Interface dataset entries:

☆ ☆ ☆ ☆

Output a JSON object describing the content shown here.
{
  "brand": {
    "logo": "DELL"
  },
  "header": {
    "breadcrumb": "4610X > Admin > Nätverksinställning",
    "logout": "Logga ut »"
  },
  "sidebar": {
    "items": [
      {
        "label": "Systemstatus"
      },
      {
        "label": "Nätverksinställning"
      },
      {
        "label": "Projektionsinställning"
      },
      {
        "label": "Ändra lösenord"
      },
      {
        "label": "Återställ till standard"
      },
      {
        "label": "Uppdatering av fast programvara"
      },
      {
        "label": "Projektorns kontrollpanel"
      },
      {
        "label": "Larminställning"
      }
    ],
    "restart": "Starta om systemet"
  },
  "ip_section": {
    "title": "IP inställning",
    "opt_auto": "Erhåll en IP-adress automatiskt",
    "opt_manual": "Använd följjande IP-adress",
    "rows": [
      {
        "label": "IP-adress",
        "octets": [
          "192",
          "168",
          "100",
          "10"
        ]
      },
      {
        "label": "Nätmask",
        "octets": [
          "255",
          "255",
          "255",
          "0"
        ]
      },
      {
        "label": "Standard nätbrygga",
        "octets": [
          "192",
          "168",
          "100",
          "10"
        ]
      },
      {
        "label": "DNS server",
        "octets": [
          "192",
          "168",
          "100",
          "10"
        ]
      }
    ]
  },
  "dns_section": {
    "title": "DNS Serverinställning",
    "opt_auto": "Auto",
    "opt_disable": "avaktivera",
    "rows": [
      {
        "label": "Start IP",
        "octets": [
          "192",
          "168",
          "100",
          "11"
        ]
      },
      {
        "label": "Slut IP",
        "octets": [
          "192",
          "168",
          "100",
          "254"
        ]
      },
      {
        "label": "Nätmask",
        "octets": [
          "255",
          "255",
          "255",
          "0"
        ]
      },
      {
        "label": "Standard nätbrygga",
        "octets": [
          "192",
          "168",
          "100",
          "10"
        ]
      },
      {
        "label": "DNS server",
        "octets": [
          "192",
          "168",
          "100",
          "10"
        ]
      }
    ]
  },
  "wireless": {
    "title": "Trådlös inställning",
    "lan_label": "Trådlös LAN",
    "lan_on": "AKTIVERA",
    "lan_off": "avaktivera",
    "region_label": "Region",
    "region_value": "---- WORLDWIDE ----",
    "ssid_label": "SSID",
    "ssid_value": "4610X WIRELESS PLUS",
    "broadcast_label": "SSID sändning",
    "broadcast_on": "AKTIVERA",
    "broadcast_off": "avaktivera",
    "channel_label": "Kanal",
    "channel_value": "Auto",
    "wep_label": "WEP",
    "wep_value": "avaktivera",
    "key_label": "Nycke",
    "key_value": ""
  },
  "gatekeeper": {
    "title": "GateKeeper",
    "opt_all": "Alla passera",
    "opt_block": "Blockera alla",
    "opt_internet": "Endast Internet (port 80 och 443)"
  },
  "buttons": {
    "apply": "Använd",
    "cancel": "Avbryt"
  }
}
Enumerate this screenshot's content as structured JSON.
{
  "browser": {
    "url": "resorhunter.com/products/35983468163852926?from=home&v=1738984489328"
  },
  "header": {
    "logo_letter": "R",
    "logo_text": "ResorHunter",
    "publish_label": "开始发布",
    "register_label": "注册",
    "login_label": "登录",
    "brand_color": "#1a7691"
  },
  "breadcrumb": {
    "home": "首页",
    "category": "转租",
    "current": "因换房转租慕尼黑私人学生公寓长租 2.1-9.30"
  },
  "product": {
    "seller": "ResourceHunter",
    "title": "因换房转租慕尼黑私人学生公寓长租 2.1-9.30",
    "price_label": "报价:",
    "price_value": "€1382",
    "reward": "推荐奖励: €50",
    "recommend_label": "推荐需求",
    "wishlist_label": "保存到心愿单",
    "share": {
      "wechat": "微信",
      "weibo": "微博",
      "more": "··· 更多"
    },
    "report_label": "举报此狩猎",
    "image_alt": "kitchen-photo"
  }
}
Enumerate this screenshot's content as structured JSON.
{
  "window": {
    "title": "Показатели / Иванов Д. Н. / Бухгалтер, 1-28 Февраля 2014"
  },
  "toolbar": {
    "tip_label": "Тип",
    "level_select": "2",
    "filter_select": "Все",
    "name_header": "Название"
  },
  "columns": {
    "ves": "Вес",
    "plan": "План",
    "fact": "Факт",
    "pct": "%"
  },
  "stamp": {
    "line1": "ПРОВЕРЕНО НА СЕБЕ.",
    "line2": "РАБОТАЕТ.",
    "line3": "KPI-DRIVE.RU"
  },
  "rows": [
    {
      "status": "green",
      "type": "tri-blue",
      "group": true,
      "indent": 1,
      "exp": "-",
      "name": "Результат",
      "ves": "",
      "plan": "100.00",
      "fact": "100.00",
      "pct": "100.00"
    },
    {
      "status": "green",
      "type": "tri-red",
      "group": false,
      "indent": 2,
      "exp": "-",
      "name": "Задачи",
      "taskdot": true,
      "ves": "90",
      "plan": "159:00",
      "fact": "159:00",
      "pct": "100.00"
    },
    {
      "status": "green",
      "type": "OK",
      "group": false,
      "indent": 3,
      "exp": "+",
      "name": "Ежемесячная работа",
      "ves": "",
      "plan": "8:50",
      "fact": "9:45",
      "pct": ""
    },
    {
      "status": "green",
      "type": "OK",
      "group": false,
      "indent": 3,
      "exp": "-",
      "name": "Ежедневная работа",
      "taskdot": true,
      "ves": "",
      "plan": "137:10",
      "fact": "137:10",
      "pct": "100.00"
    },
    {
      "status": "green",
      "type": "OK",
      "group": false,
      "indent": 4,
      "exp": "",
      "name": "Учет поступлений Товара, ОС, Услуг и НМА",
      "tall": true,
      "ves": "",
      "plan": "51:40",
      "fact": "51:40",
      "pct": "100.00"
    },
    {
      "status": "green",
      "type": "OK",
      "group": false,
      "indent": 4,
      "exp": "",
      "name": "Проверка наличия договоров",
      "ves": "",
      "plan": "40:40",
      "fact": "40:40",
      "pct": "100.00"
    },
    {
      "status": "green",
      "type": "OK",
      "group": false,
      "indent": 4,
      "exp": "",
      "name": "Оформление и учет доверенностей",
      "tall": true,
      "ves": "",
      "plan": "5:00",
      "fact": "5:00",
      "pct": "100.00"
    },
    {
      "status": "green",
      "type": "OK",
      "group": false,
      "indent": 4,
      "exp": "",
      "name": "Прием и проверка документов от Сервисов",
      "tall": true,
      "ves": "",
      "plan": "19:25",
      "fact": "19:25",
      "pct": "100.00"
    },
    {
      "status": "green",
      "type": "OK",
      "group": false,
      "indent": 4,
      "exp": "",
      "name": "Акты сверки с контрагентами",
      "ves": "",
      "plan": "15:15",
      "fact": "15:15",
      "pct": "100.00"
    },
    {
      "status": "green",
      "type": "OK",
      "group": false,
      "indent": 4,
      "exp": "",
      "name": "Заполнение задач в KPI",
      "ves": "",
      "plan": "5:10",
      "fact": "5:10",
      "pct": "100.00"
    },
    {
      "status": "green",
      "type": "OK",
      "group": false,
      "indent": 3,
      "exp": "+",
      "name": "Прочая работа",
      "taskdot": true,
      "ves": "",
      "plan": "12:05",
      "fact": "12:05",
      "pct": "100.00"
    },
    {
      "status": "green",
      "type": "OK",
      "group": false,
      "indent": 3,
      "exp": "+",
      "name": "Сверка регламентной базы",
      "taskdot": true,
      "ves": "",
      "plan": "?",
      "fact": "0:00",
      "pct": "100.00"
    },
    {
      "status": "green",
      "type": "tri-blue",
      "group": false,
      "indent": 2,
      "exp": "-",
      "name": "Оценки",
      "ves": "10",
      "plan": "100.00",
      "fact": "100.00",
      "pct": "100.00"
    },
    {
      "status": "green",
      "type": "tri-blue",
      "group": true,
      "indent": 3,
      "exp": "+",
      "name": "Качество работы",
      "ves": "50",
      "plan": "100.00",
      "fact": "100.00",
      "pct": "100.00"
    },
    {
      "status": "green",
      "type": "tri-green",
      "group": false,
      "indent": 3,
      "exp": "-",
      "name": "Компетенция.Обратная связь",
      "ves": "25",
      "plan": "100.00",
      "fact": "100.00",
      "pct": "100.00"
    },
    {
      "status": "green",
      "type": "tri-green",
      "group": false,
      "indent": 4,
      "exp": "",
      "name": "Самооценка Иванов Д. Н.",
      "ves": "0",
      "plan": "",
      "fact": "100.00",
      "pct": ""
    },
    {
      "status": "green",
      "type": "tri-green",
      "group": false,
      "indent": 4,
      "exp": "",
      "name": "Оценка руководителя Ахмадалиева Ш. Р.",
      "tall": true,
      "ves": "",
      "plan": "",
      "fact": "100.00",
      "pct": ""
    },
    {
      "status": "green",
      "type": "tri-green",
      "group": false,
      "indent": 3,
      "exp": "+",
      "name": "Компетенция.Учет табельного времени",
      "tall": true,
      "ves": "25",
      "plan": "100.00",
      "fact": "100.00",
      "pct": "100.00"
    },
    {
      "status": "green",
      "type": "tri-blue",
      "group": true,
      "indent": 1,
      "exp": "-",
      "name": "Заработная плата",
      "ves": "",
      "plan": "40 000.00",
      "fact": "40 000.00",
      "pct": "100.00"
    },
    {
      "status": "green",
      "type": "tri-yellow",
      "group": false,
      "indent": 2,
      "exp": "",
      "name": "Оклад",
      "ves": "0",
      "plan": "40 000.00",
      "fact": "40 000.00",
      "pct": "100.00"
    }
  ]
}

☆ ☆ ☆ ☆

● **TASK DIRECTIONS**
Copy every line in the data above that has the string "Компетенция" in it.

● **OUTPUT FOR THIS EXERCISE**
      "name": "Компетенция.Обратная связь",
      "name": "Компетенция.Учет табельного времени",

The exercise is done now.